We are definitely living in the digital age. For most industries, nearly every part of the work process is somehow tied to technology. This allows us to better plan, communicate, project results, and track data.
But at what point does technology do more harm than good?
Employee surveillance, for example, is a great moral-technical dilemma that many companies are currently grappling with. Before you make a decision as to whether advanced employee monitoring is right for your business, let’s take a look at both the pros and the cons.
Pro: It can protect your employees and equipment
Protection is arguably why you would want to install surveillance systems in the first place. You want to be sure that safety procedures are up to par, and that your investments—including equipment and staff—are kept secure.
This can be particularly important with off-site projects. If a piece of equipment were to go missing, video surveillance could potentially prove that none of your staff are to blame, and can help you identify the perpetrator. When individuals know that they are being watched—not just your workers, but the general public—they are more likely to stay in line.
Con: It can create a state of distrust and paranoia
People don’t like to feel as though their every move is being scrutinized. When employees are aware of this, it creates an atmosphere where mutual trust and respect can quickly deteriorate. Best case scenario, individuals may feel as though they are being treated like children; worst case scenario, they may feel as though they are being treated like criminals.
Many companies that have installed surveillance systems have had employees leave as a result. It’s one thing to have a system in place so you can ensure the safety of your staff and equipment, but if you start calling out individuals on every minor infraction—such as taking too many bathroom breaks—then chances are they won’t be around for long.
Pro: It can alert you of a potential problem
If someone is starting to slack off or having personal issues, surveillance systems can be a good first line of defense and can save you from more extreme problems down the line.
This can also include potential safety issues, such as how equipment is handled or stored. Another important safety measure that you’ll be able to keep an eye on is employees’ interactions with one another. In this way, there’s a chance you’ll be able to determine if there is an interpersonal conflict before it gets out of hand.
Con: It can actually do more harm than good

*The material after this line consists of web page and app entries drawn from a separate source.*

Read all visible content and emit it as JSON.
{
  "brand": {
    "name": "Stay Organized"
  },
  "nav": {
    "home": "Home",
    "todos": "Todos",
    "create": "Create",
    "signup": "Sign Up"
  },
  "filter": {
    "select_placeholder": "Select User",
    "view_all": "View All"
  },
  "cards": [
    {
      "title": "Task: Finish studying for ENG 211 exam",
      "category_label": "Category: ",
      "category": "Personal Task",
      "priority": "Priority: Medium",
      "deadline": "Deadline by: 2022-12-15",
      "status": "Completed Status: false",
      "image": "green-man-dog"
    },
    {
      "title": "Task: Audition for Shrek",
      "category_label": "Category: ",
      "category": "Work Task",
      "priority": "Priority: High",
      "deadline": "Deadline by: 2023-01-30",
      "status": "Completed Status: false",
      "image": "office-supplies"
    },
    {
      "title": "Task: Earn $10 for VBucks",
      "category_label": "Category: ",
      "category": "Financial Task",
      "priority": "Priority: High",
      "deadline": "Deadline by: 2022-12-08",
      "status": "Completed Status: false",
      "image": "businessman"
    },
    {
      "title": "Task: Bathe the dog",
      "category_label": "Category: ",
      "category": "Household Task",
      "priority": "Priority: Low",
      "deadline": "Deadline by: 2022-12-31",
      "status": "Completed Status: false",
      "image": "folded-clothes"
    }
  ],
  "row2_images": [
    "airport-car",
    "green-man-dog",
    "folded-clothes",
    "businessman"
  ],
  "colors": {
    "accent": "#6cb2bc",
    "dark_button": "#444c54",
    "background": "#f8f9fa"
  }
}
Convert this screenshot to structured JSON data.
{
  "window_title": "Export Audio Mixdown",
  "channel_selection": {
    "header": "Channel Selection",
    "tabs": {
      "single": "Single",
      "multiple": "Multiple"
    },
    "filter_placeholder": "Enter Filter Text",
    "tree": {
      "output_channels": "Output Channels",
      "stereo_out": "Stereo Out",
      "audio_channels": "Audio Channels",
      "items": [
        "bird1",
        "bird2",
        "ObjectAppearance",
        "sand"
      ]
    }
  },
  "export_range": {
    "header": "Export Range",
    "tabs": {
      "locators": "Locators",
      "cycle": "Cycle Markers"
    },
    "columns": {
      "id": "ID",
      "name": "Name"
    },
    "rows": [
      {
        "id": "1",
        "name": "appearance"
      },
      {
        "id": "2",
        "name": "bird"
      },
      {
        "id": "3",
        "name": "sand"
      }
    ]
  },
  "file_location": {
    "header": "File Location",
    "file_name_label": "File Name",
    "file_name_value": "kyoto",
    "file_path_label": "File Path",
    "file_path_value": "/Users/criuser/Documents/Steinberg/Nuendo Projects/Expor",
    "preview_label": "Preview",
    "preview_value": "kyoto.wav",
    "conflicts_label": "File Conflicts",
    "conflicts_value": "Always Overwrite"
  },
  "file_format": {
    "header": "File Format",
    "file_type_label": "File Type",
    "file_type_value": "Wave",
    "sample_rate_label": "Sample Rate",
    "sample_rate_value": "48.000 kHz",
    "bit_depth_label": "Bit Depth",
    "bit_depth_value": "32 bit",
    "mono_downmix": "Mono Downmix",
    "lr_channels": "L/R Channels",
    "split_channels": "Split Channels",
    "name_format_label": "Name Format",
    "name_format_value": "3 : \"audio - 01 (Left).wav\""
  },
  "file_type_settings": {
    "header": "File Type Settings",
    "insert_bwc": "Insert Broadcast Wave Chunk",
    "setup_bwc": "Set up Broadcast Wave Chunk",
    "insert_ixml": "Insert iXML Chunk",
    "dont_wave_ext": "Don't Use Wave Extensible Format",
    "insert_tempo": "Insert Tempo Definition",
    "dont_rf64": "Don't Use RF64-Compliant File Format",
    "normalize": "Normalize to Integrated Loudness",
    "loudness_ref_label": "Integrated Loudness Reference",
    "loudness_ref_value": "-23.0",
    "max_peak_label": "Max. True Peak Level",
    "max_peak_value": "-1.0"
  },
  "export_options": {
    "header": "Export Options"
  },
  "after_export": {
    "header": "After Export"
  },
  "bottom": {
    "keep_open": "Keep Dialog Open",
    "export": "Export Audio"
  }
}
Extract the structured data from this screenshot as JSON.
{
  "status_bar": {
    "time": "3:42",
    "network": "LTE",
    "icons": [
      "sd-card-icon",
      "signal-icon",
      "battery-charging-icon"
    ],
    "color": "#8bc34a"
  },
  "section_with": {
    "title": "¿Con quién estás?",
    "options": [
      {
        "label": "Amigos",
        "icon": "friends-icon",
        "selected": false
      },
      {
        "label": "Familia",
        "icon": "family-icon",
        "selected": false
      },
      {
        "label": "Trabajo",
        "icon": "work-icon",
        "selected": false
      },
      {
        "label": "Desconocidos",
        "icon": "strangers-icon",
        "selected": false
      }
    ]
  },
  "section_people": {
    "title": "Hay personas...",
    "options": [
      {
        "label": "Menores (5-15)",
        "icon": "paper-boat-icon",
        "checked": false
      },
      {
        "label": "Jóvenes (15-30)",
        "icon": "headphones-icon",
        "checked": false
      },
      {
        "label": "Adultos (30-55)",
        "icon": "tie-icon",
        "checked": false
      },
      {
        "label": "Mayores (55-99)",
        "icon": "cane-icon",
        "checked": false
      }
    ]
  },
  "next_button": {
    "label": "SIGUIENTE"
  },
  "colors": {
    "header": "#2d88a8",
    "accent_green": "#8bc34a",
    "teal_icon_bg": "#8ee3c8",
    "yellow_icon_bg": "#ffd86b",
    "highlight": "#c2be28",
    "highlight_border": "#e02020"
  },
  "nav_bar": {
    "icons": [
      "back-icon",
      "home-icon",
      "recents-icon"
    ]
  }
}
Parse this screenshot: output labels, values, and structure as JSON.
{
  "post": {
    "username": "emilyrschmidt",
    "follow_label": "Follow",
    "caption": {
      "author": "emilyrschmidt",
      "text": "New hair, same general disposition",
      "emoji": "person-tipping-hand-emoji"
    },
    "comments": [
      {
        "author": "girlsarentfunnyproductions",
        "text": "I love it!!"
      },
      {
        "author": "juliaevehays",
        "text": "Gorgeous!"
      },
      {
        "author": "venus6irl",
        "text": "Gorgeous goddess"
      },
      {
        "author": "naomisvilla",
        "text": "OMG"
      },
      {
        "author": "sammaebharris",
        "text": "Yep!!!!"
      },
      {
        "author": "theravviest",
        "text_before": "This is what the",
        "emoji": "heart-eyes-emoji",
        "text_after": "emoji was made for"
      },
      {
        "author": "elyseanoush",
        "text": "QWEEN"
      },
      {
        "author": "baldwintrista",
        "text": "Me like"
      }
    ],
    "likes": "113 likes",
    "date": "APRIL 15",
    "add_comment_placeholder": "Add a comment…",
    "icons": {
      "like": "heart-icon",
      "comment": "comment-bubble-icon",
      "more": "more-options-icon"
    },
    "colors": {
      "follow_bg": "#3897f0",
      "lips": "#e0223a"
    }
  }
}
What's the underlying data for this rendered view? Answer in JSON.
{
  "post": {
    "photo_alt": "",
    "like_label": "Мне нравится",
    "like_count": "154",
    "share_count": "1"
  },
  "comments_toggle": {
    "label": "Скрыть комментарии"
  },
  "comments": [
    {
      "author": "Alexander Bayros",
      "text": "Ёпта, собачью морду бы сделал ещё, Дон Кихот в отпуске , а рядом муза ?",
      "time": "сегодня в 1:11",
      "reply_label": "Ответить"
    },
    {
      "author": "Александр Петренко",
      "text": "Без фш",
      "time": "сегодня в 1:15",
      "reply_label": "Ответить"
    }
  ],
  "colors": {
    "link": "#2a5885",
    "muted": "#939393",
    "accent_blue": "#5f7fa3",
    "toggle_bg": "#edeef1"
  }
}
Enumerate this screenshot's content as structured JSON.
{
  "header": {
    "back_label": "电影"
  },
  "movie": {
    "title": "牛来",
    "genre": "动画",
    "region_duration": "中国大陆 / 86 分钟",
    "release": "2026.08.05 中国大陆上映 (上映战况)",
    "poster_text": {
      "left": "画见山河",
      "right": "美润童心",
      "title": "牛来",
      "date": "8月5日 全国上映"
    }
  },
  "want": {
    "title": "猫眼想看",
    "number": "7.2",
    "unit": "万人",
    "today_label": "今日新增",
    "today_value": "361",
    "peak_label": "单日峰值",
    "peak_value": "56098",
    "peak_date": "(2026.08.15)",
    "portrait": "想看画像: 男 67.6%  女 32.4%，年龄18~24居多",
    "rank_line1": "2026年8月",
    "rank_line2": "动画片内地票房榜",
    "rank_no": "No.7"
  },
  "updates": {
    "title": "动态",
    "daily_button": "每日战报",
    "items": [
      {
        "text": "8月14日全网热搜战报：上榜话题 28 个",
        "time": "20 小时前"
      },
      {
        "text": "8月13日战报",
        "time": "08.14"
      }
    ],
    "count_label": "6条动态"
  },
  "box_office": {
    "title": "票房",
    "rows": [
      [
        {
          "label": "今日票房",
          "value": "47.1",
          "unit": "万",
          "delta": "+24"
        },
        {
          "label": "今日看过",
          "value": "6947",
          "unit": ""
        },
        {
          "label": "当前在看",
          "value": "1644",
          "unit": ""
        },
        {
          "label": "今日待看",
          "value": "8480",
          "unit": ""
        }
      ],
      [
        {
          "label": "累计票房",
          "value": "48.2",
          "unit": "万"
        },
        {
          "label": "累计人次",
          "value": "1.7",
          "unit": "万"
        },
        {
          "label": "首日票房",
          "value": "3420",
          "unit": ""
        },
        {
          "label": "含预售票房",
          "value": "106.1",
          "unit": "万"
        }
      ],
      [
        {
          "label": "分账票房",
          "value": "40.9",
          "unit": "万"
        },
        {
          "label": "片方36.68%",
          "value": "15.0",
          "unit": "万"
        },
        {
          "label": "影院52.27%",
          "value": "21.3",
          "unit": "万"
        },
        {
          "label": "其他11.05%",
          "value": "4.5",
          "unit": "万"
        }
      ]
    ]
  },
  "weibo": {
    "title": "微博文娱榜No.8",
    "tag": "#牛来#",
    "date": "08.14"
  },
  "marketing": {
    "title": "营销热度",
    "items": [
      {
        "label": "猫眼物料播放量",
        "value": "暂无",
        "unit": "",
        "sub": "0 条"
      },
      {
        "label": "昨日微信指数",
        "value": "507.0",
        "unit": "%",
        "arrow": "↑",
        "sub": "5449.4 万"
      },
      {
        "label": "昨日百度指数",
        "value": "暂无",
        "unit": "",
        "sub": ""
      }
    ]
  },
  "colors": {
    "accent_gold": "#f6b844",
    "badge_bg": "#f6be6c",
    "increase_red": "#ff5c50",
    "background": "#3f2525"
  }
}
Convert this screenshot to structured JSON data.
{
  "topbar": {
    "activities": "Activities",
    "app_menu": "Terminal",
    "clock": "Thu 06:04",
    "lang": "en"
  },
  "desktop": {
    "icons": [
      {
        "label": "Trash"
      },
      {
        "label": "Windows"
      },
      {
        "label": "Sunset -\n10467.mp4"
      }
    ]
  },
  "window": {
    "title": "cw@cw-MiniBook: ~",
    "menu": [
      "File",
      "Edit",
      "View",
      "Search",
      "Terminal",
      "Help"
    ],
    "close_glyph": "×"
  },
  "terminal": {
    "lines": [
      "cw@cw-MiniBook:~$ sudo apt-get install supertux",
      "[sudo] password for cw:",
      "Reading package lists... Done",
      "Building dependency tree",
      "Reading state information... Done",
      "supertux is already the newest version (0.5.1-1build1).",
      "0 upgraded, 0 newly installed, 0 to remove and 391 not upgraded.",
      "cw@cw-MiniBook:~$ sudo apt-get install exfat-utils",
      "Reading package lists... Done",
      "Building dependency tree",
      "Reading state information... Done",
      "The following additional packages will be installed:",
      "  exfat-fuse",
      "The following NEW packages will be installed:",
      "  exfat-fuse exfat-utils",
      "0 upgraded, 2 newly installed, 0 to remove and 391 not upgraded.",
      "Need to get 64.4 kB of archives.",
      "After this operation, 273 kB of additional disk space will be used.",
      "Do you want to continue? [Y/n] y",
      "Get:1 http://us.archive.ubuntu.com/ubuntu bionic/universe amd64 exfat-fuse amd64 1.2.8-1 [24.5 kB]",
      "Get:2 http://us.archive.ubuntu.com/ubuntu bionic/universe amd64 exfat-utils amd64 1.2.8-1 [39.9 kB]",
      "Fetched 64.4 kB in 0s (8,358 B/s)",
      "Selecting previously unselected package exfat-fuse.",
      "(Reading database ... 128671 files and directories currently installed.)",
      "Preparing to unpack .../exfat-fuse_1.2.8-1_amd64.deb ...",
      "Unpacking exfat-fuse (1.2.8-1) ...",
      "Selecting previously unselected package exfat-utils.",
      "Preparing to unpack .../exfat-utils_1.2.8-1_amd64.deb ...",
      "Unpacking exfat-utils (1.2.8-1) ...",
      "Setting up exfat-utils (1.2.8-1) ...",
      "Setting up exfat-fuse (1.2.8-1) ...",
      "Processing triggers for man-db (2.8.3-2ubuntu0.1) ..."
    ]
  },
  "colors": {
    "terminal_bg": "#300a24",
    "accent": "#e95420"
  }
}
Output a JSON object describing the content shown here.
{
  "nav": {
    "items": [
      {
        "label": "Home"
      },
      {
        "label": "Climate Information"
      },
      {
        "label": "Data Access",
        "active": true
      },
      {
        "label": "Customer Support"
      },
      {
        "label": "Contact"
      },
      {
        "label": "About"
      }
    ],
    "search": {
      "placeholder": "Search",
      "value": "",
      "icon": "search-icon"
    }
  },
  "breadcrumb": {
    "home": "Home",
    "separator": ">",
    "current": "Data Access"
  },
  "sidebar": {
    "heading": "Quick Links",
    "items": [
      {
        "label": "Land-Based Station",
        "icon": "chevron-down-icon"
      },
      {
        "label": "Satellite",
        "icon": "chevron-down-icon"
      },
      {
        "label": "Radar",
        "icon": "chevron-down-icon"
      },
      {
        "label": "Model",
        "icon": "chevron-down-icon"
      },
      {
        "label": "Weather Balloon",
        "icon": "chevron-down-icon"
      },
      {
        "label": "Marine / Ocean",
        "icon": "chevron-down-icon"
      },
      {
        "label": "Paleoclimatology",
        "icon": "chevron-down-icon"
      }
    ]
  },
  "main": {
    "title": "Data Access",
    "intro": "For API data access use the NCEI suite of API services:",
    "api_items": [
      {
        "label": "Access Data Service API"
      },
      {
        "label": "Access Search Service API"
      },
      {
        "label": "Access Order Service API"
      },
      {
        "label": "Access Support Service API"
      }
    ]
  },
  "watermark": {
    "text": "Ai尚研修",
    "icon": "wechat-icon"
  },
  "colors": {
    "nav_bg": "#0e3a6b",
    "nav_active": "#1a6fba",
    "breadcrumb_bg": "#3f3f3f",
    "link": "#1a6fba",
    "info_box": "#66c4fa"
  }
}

If your workers are worried about you watching their every move, there’s a good chance that they may actually spend more time trying to evade surveillance, which can actually decrease productivity. Much of this will depend on how you communicate with your staff: Why are these systems being put in place? How will it affect their daily activities? What type of feedback can they expect to receive?
So, What’s the Bottom Line?
If you are considering putting in employee surveillance systems, you need to be honest about your rationale. Is it because you don’t really trust your staff or because you are looking for ways and insight that can help improve your effectivity? The answer to this question should be very instructive when it comes to what’s right for you.